Running is running….well, to a certain point anyway. You can train all you like on flat or smooth terrain, building a big engine and great efficiency, but there’s one part of mountain running, particularly Skyrunning, that you only get from heading for the hills, and that’s good descending skills. It’s not uncommon for flat landers to enter a race with lots of vertical, only to discover that all the gains they make on the non-technical and flat terrain, is lost within a few minutes of tackling a steep descent. It can be incredibly frustrating to be losing time, not because of a lack of fitness, but due to technical inability. It’s not something you experience in road races or undulating trail runs. So when you do enter your first off-road race with gnarly down hills, it’s often an eye-opening and quad destroying experience. So if you’re planning to do a trail run and are new to the idea of ‘technical terrain’ then here’s a few tips to make life more pleasant.
Short, fast strides
It’s all about the gentle pitter patter, not the stomp. You’ll often hear people stomping their way down a hill, with long strides and hard footstrike. While it can be quick, It’s certainly not optimal as later in a race it will come back to haunt you. When descending, the goal should be to have fast, light strides, with as brief a contact period as possible. Your cadence should be high, often well in excess of 180 strides/min. Think of being light on your feet and avoid bounding or over-striding.
Choose the right shoes
You want footwear that not only protects you from the impact, but provides grip too. Select a pair of kicks that has ample cushioning and underfoot protection from pointy rocks. This will reduce soreness and increases your confidence. You want something that you don’t move around in, and feels firm around your foot. In road running you can get away with it if they’re slightly too big or small, however this is certainly not the case in steep mountain races. The downhills will expose any irregularities and your toes will get brutalised if your shoes are poor fitting. Finally, the tread needs to be more aggressive than road shoes, hence trail specific footwear is advised. Good grip provides confidence and stability, both of which you’ll need plenty of.
Practice makes perfect
The more time you spend honing your descending skills, the better. It really is a skill that takes years of practice to master. In training you should vary the type of terrain you do it on. Mix up the short and super steep stuff, with longer, more gradual slopes. Same goes for variety in terms of technical downhills and more runnable terrain. It’s also something you need to keep refreshing. Just because you did plenty of downhill running six months ago doesn’t mean you’ll still be a descending Jedi.
Confidence in your ability goes a long way to performing the task well, and also avoiding accidents. If you hesitate, you’ll brake, which loads the quads, loses your momentum and can result in slipping….which could lead to you breaking. If you practice enough, then with that will come self-belief and in turn, better technique.
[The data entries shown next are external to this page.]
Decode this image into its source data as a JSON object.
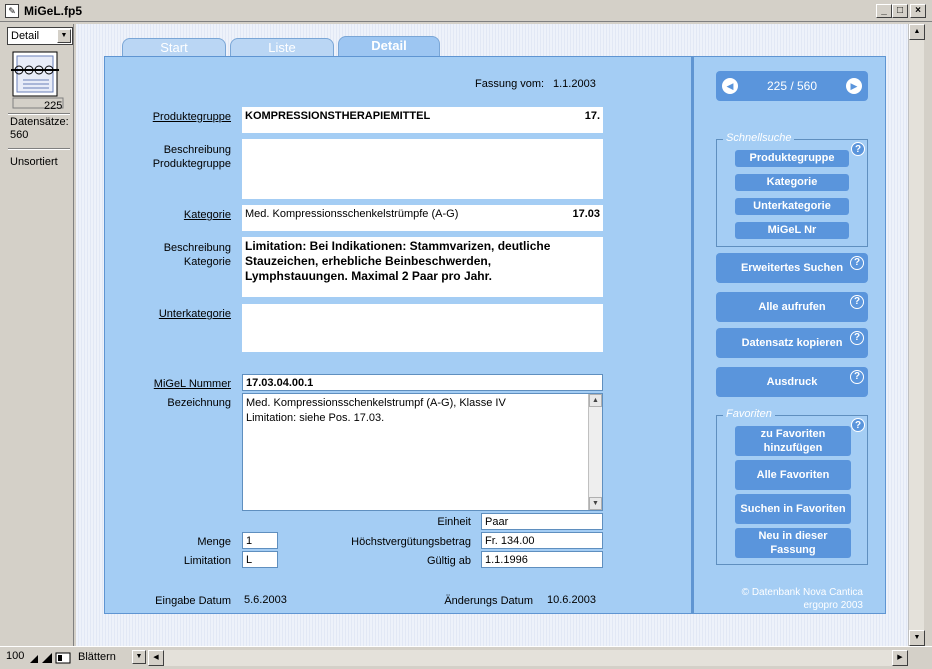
{
  "window": {
    "title": "MiGeL.fp5",
    "minimize": "_",
    "maximize": "□",
    "close": "×"
  },
  "left": {
    "layout": "Detail",
    "record_number": "225",
    "records_label": "Datensätze:",
    "records_count": "560",
    "sort_status": "Unsortiert"
  },
  "tabs": [
    {
      "label": "Start"
    },
    {
      "label": "Liste"
    },
    {
      "label": "Detail"
    }
  ],
  "detail": {
    "fassung_label": "Fassung vom:",
    "fassung_value": "1.1.2003",
    "produktegruppe_label": "Produktegruppe",
    "produktegruppe_value": "KOMPRESSIONSTHERAPIEMITTEL",
    "produktegruppe_code": "17.",
    "beschreibung_pg_label1": "Beschreibung",
    "beschreibung_pg_label2": "Produktegruppe",
    "beschreibung_pg_value": "",
    "kategorie_label": "Kategorie",
    "kategorie_value": "Med. Kompressionsschenkelstrümpfe (A-G)",
    "kategorie_code": "17.03",
    "beschreibung_kat_label1": "Beschreibung",
    "beschreibung_kat_label2": "Kategorie",
    "beschreibung_kat_line1": "Limitation: Bei Indikationen: Stammvarizen, deutliche",
    "beschreibung_kat_line2": "Stauzeichen, erhebliche Beinbeschwerden,",
    "beschreibung_kat_line3": "Lymphstauungen. Maximal 2 Paar pro Jahr.",
    "unterkategorie_label": "Unterkategorie",
    "unterkategorie_value": "",
    "migel_label": "MiGeL Nummer",
    "migel_value": "17.03.04.00.1",
    "bezeichnung_label": "Bezeichnung",
    "bezeichnung_line1": "Med. Kompressionsschenkelstrumpf (A-G), Klasse IV",
    "bezeichnung_line2": "Limitation: siehe Pos. 17.03.",
    "einheit_label": "Einheit",
    "einheit_value": "Paar",
    "menge_label": "Menge",
    "menge_value": "1",
    "hvb_label": "Höchstvergütungsbetrag",
    "hvb_value": "Fr. 134.00",
    "limitation_label": "Limitation",
    "limitation_value": "L",
    "gueltig_label": "Gültig ab",
    "gueltig_value": "1.1.1996",
    "eingabe_label": "Eingabe Datum",
    "eingabe_value": "5.6.2003",
    "aenderung_label": "Änderungs Datum",
    "aenderung_value": "10.6.2003"
  },
  "side": {
    "nav_text": "225 / 560",
    "schnellsuche_title": "Schnellsuche",
    "btn_produktegruppe": "Produktegruppe",
    "btn_kategorie": "Kategorie",
    "btn_unterkategorie": "Unterkategorie",
    "btn_migel": "MiGeL Nr",
    "btn_erweitert": "Erweitertes Suchen",
    "btn_alle": "Alle aufrufen",
    "btn_kopieren": "Datensatz kopieren",
    "btn_ausdruck": "Ausdruck",
    "favoriten_title": "Favoriten",
    "fav_add_line1": "zu Favoriten",
    "fav_add_line2": "hinzufügen",
    "fav_alle": "Alle Favoriten",
    "fav_suchen": "Suchen in Favoriten",
    "fav_neu_line1": "Neu in dieser",
    "fav_neu_line2": "Fassung",
    "help": "?",
    "copyright1": "© Datenbank Nova Cantica",
    "copyright2": "ergopro 2003"
  },
  "status": {
    "zoom": "100",
    "mode": "Blättern"
  }
}
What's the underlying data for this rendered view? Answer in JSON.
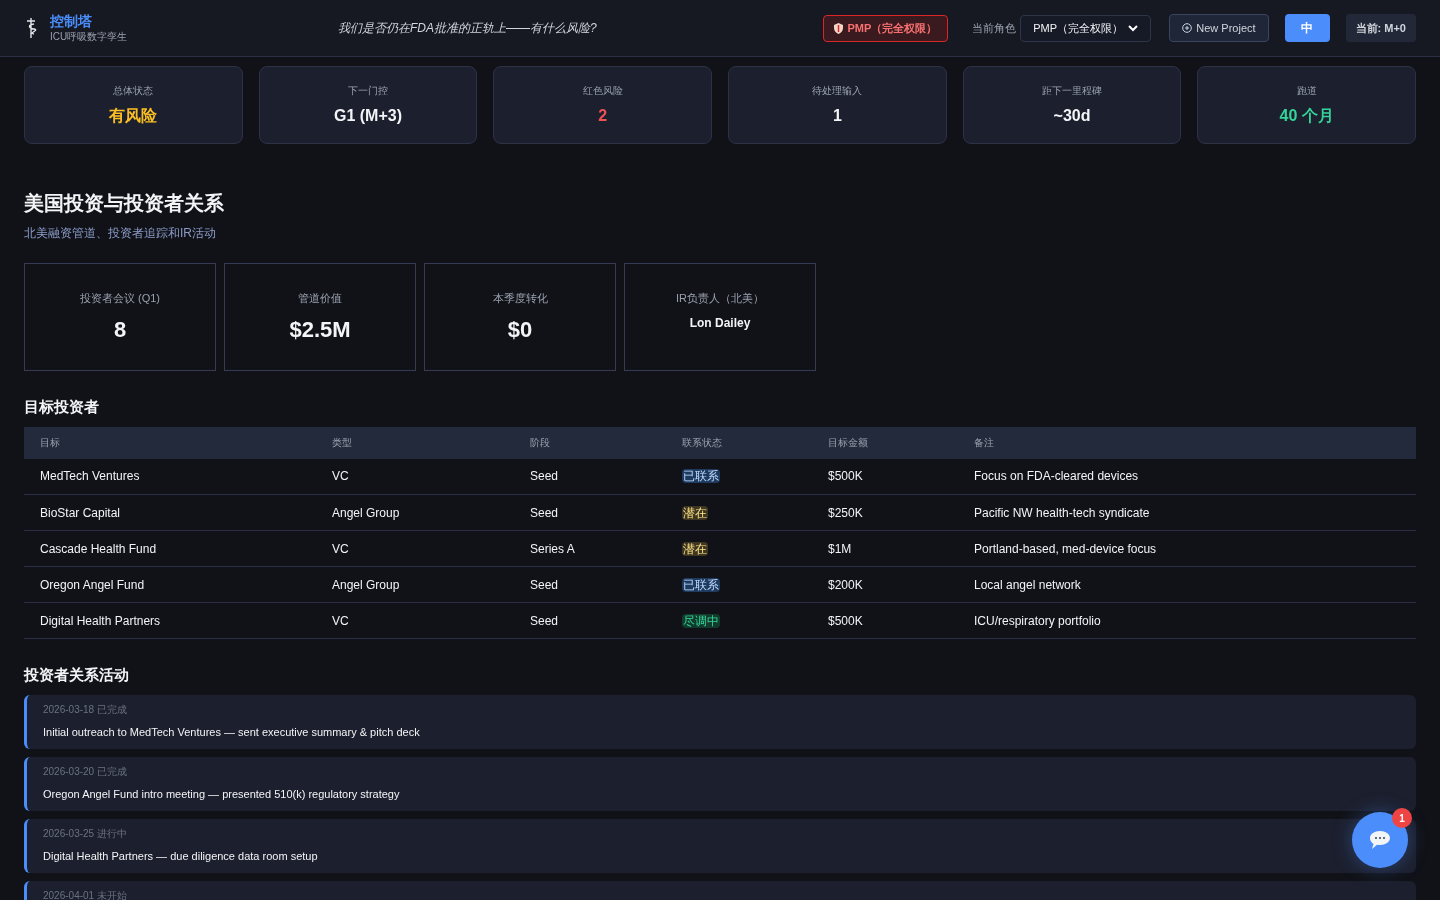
{
  "header": {
    "title": "控制塔",
    "subtitle": "ICU呼吸数字孪生",
    "question": "我们是否仍在FDA批准的正轨上——有什么风险?",
    "role_badge": "PMP（完全权限）",
    "role_label": "当前角色",
    "role_select": "PMP（完全权限）",
    "new_project": "New Project",
    "lang_button": "中",
    "current": "当前: M+0"
  },
  "kpis": [
    {
      "label": "总体状态",
      "value": "有风险",
      "color": "#fbbf24"
    },
    {
      "label": "下一门控",
      "value": "G1 (M+3)",
      "color": "#f3f4f6"
    },
    {
      "label": "红色风险",
      "value": "2",
      "color": "#f05252"
    },
    {
      "label": "待处理输入",
      "value": "1",
      "color": "#f3f4f6"
    },
    {
      "label": "距下一里程碑",
      "value": "~30d",
      "color": "#f3f4f6"
    },
    {
      "label": "跑道",
      "value": "40 个月",
      "color": "#34d399"
    }
  ],
  "section": {
    "title": "美国投资与投资者关系",
    "subtitle": "北美融资管道、投资者追踪和IR活动"
  },
  "stats": [
    {
      "label": "投资者会议 (Q1)",
      "value": "8",
      "kind": "big"
    },
    {
      "label": "管道价值",
      "value": "$2.5M",
      "kind": "big"
    },
    {
      "label": "本季度转化",
      "value": "$0",
      "kind": "big"
    },
    {
      "label": "IR负责人（北美）",
      "value": "Lon Dailey",
      "kind": "small"
    }
  ],
  "investors": {
    "title": "目标投资者",
    "columns": [
      "目标",
      "类型",
      "阶段",
      "联系状态",
      "目标金额",
      "备注"
    ],
    "rows": [
      {
        "name": "MedTech Ventures",
        "type": "VC",
        "stage": "Seed",
        "status": "已联系",
        "color": "#1e3a5f",
        "amount": "$500K",
        "note": "Focus on FDA-cleared devices"
      },
      {
        "name": "BioStar Capital",
        "type": "Angel Group",
        "stage": "Seed",
        "status": "潜在",
        "color": "#3f3621",
        "amount": "$250K",
        "note": "Pacific NW health-tech syndicate"
      },
      {
        "name": "Cascade Health Fund",
        "type": "VC",
        "stage": "Series A",
        "status": "潜在",
        "color": "#3f3621",
        "amount": "$1M",
        "note": "Portland-based, med-device focus"
      },
      {
        "name": "Oregon Angel Fund",
        "type": "Angel Group",
        "stage": "Seed",
        "status": "已联系",
        "color": "#1e3a5f",
        "amount": "$200K",
        "note": "Local angel network"
      },
      {
        "name": "Digital Health Partners",
        "type": "VC",
        "stage": "Seed",
        "status": "尽调中",
        "color": "#133b2c",
        "amount": "$500K",
        "note": "ICU/respiratory portfolio"
      }
    ]
  },
  "activities": {
    "title": "投资者关系活动",
    "items": [
      {
        "meta": "2026-03-18 已完成",
        "text": "Initial outreach to MedTech Ventures — sent executive summary & pitch deck"
      },
      {
        "meta": "2026-03-20 已完成",
        "text": "Oregon Angel Fund intro meeting — presented 510(k) regulatory strategy"
      },
      {
        "meta": "2026-03-25 进行中",
        "text": "Digital Health Partners — due diligence data room setup"
      },
      {
        "meta": "2026-04-01 未开始"
      }
    ]
  },
  "chat": {
    "badge": "1"
  }
}
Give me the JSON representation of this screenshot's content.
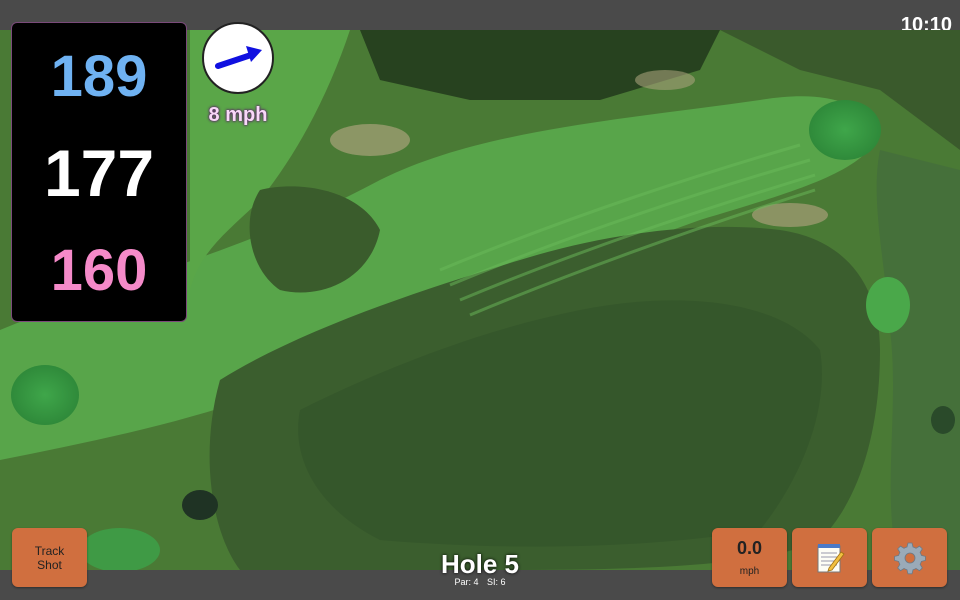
{
  "status": {
    "time": "10:10"
  },
  "distances": {
    "back": "189",
    "middle": "177",
    "front": "160"
  },
  "wind": {
    "speed": "8 mph",
    "direction_icon": "wind-arrow-icon"
  },
  "hole": {
    "title": "Hole 5",
    "par": "Par: 4",
    "stroke_index": "SI: 6"
  },
  "buttons": {
    "track_shot": {
      "line1": "Track",
      "line2": "Shot"
    },
    "speed": {
      "value": "0.0",
      "unit": "mph"
    },
    "notes_icon": "notepad-icon",
    "settings_icon": "gear-icon"
  },
  "colors": {
    "back_distance": "#6fb2f2",
    "middle_distance": "#ffffff",
    "front_distance": "#f58ac9",
    "button": "#d06f3f",
    "wind_arrow": "#1010e0"
  }
}
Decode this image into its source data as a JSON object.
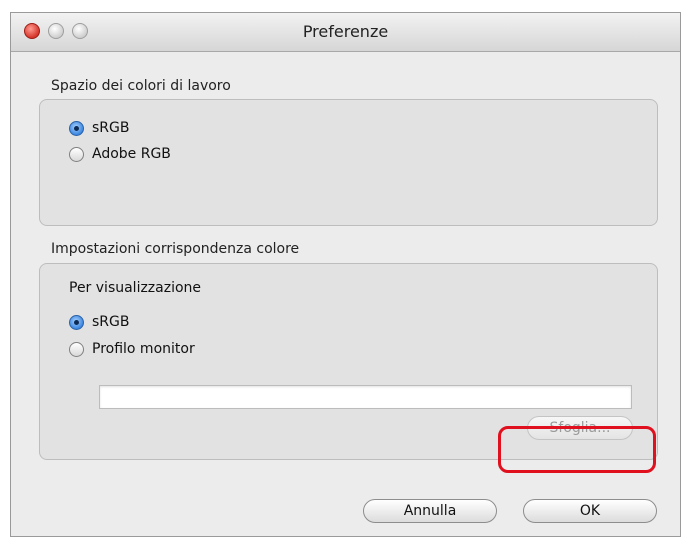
{
  "window": {
    "title": "Preferenze"
  },
  "working_space": {
    "title": "Spazio dei colori di lavoro",
    "options": [
      {
        "label": "sRGB",
        "selected": true
      },
      {
        "label": "Adobe RGB",
        "selected": false
      }
    ]
  },
  "color_matching": {
    "title": "Impostazioni corrispondenza colore",
    "subtitle": "Per visualizzazione",
    "options": [
      {
        "label": "sRGB",
        "selected": true
      },
      {
        "label": "Profilo monitor",
        "selected": false
      }
    ],
    "profile_path": "",
    "browse_label": "Sfoglia..."
  },
  "buttons": {
    "cancel_label": "Annulla",
    "ok_label": "OK"
  },
  "colors": {
    "highlight": "#e0101e",
    "radio_selected": "#3b86e0"
  }
}
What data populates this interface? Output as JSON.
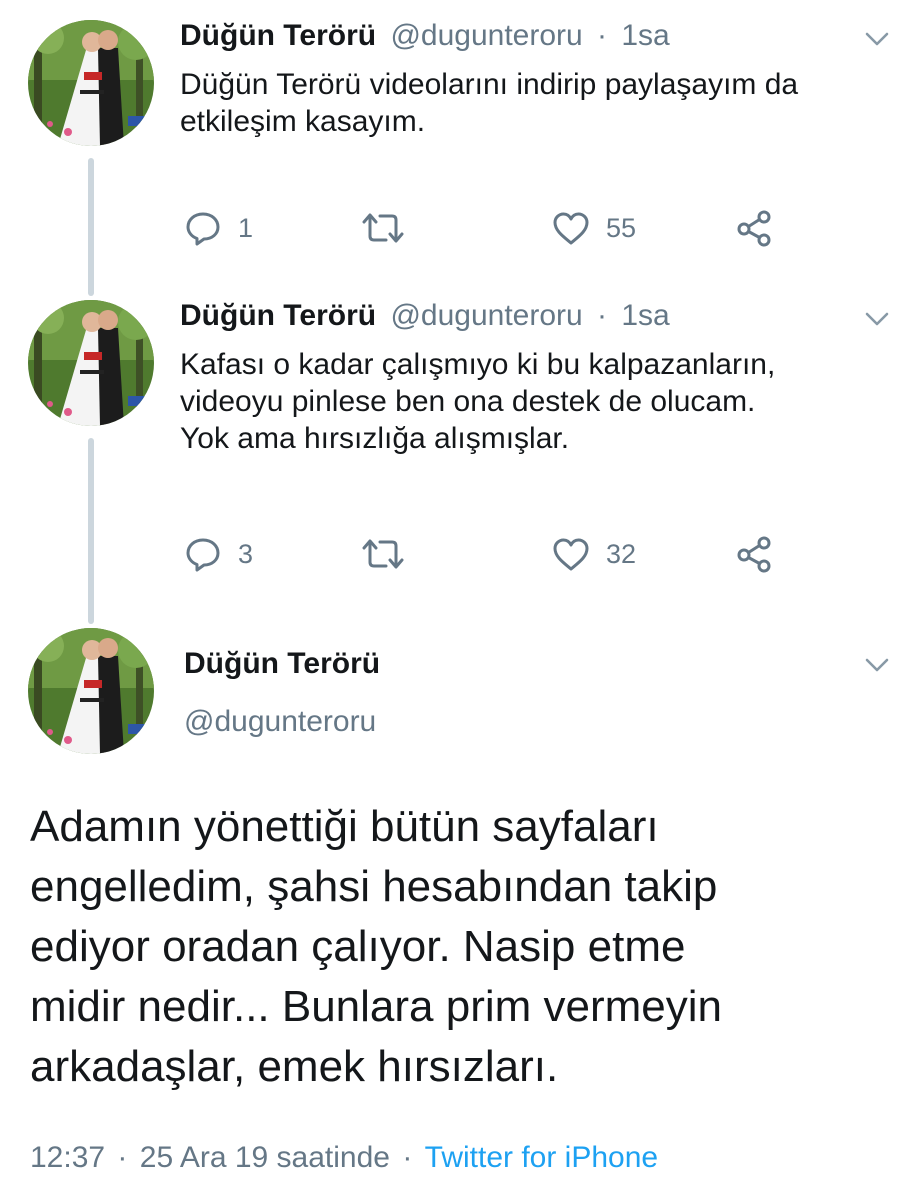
{
  "colors": {
    "text": "#14171a",
    "muted": "#657786",
    "link": "#1da1f2",
    "thread_line": "#ccd6dd"
  },
  "avatar": {
    "description_icon": "wedding-couple-avatar"
  },
  "thread": [
    {
      "name": "Düğün Terörü",
      "handle": "@duguntero ru",
      "handle_text": "@dugunteroru",
      "separator": "·",
      "time": "1sa",
      "lines": [
        "Düğün Terörü videolarını indirip paylaşayım da",
        "etkileşim kasayım."
      ],
      "replies": "1",
      "likes": "55"
    },
    {
      "name": "Düğün Terörü",
      "handle_text": "@dugunteroru",
      "separator": "·",
      "time": "1sa",
      "lines": [
        "Kafası o kadar çalışmıyo ki bu kalpazanların,",
        "videoyu pinlese ben ona destek de olucam.",
        "Yok ama hırsızlığa alışmışlar."
      ],
      "replies": "3",
      "likes": "32"
    }
  ],
  "main_tweet": {
    "name": "Düğün Terörü",
    "handle": "@dugunteroru",
    "lines": [
      "Adamın yönettiği bütün sayfaları",
      "engelledim, şahsi hesabından takip",
      "ediyor oradan çalıyor. Nasip etme",
      "midir nedir... Bunlara prim vermeyin",
      "arkadaşlar, emek hırsızları."
    ],
    "time": "12:37",
    "separator": "·",
    "date": "25 Ara 19 saatinde",
    "source": "Twitter for iPhone"
  },
  "icons": {
    "reply": "reply-icon",
    "retweet": "retweet-icon",
    "like": "heart-icon",
    "share": "share-icon",
    "menu": "chevron-down-icon"
  }
}
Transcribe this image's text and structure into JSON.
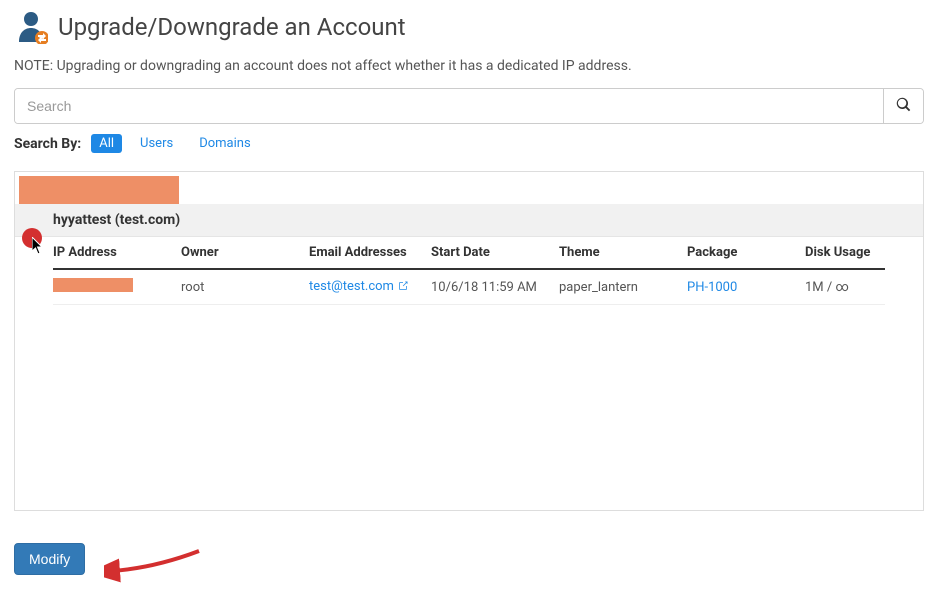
{
  "header": {
    "title": "Upgrade/Downgrade an Account"
  },
  "note": "NOTE: Upgrading or downgrading an account does not affect whether it has a dedicated IP address.",
  "search": {
    "placeholder": "Search"
  },
  "filters": {
    "label": "Search By:",
    "all": "All",
    "users": "Users",
    "domains": "Domains"
  },
  "account": {
    "display": "hyyattest (test.com)"
  },
  "table": {
    "headers": {
      "ip": "IP Address",
      "owner": "Owner",
      "email": "Email Addresses",
      "start": "Start Date",
      "theme": "Theme",
      "package": "Package",
      "disk": "Disk Usage"
    },
    "rows": [
      {
        "owner": "root",
        "email": "test@test.com",
        "start": "10/6/18 11:59 AM",
        "theme": "paper_lantern",
        "package": "PH-1000",
        "disk": "1M / ∞"
      }
    ]
  },
  "buttons": {
    "modify": "Modify"
  }
}
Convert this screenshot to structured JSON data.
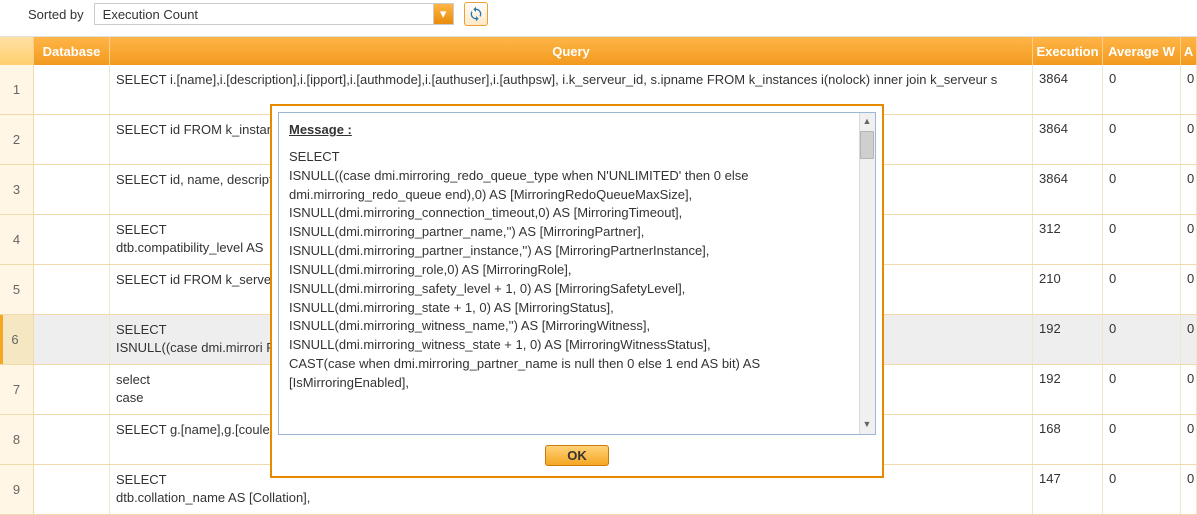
{
  "topbar": {
    "sorted_by_label": "Sorted by",
    "sort_value": "Execution Count"
  },
  "columns": {
    "database": "Database",
    "query": "Query",
    "execution": "Execution",
    "average": "Average W",
    "last": "A"
  },
  "rows": [
    {
      "n": "1",
      "query": "SELECT i.[name],i.[description],i.[ipport],i.[authmode],i.[authuser],i.[authpsw], i.k_serveur_id, s.ipname FROM k_instances i(nolock) inner join k_serveur s",
      "exec": "3864",
      "avg": "0",
      "last": "0"
    },
    {
      "n": "2",
      "query": "SELECT id FROM k_instan",
      "exec": "3864",
      "avg": "0",
      "last": "0"
    },
    {
      "n": "3",
      "query": "SELECT id, name, descript",
      "exec": "3864",
      "avg": "0",
      "last": "0"
    },
    {
      "n": "4",
      "query": "SELECT\ndtb.compatibility_level AS",
      "exec": "312",
      "avg": "0",
      "last": "0"
    },
    {
      "n": "5",
      "query": "SELECT id FROM k_serve",
      "exec": "210",
      "avg": "0",
      "last": "0"
    },
    {
      "n": "6",
      "query": "SELECT\nISNULL((case dmi.mirrori                                                                                                                                                RedoQueueMaxSize],",
      "exec": "192",
      "avg": "0",
      "last": "0",
      "selected": true
    },
    {
      "n": "7",
      "query": "select\ncase",
      "exec": "192",
      "avg": "0",
      "last": "0"
    },
    {
      "n": "8",
      "query": "SELECT g.[name],g.[coule",
      "exec": "168",
      "avg": "0",
      "last": "0"
    },
    {
      "n": "9",
      "query": "SELECT\ndtb.collation_name AS [Collation],",
      "exec": "147",
      "avg": "0",
      "last": "0"
    }
  ],
  "dialog": {
    "heading": "Message :",
    "text": "SELECT\nISNULL((case dmi.mirroring_redo_queue_type when N'UNLIMITED' then 0 else dmi.mirroring_redo_queue end),0) AS [MirroringRedoQueueMaxSize],\nISNULL(dmi.mirroring_connection_timeout,0) AS [MirroringTimeout],\nISNULL(dmi.mirroring_partner_name,'') AS [MirroringPartner],\nISNULL(dmi.mirroring_partner_instance,'') AS [MirroringPartnerInstance],\nISNULL(dmi.mirroring_role,0) AS [MirroringRole],\nISNULL(dmi.mirroring_safety_level + 1, 0) AS [MirroringSafetyLevel],\nISNULL(dmi.mirroring_state + 1, 0) AS [MirroringStatus],\nISNULL(dmi.mirroring_witness_name,'') AS [MirroringWitness],\nISNULL(dmi.mirroring_witness_state + 1, 0) AS [MirroringWitnessStatus],\nCAST(case when dmi.mirroring_partner_name is null then 0 else 1 end AS bit) AS [IsMirroringEnabled],",
    "ok_label": "OK"
  }
}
Choose your lines
Like a cyclist descending Mont Ventoux in the Tour de France, you have to choose the best line to run when striding downhill. Generally speaking, look for the most natural and obvious route that those before you have run. Typically it’s going to be more well worn and firmer underfoot. You need to occasionally look far enough ahead to know what’s coming in the next 5 to 10 seconds, but primarily concentrate on where you’re placing your feet. It’s important to always focus on where you want to be not where you don’t want to be. By this I mean, always look at the line you want to run and not at the cliff on the other side. This is a technique skiers and mountain bikers use. Similar to how cars corner, try to enter bends wide, hug the inside of the curve and then accelerate on departure, holding a slightly wider line.
One final piece of advice: don’t get sucked into other peoples pace or route. Always concentrate on yourself and never feel pressured to run as fast or slow as those around you.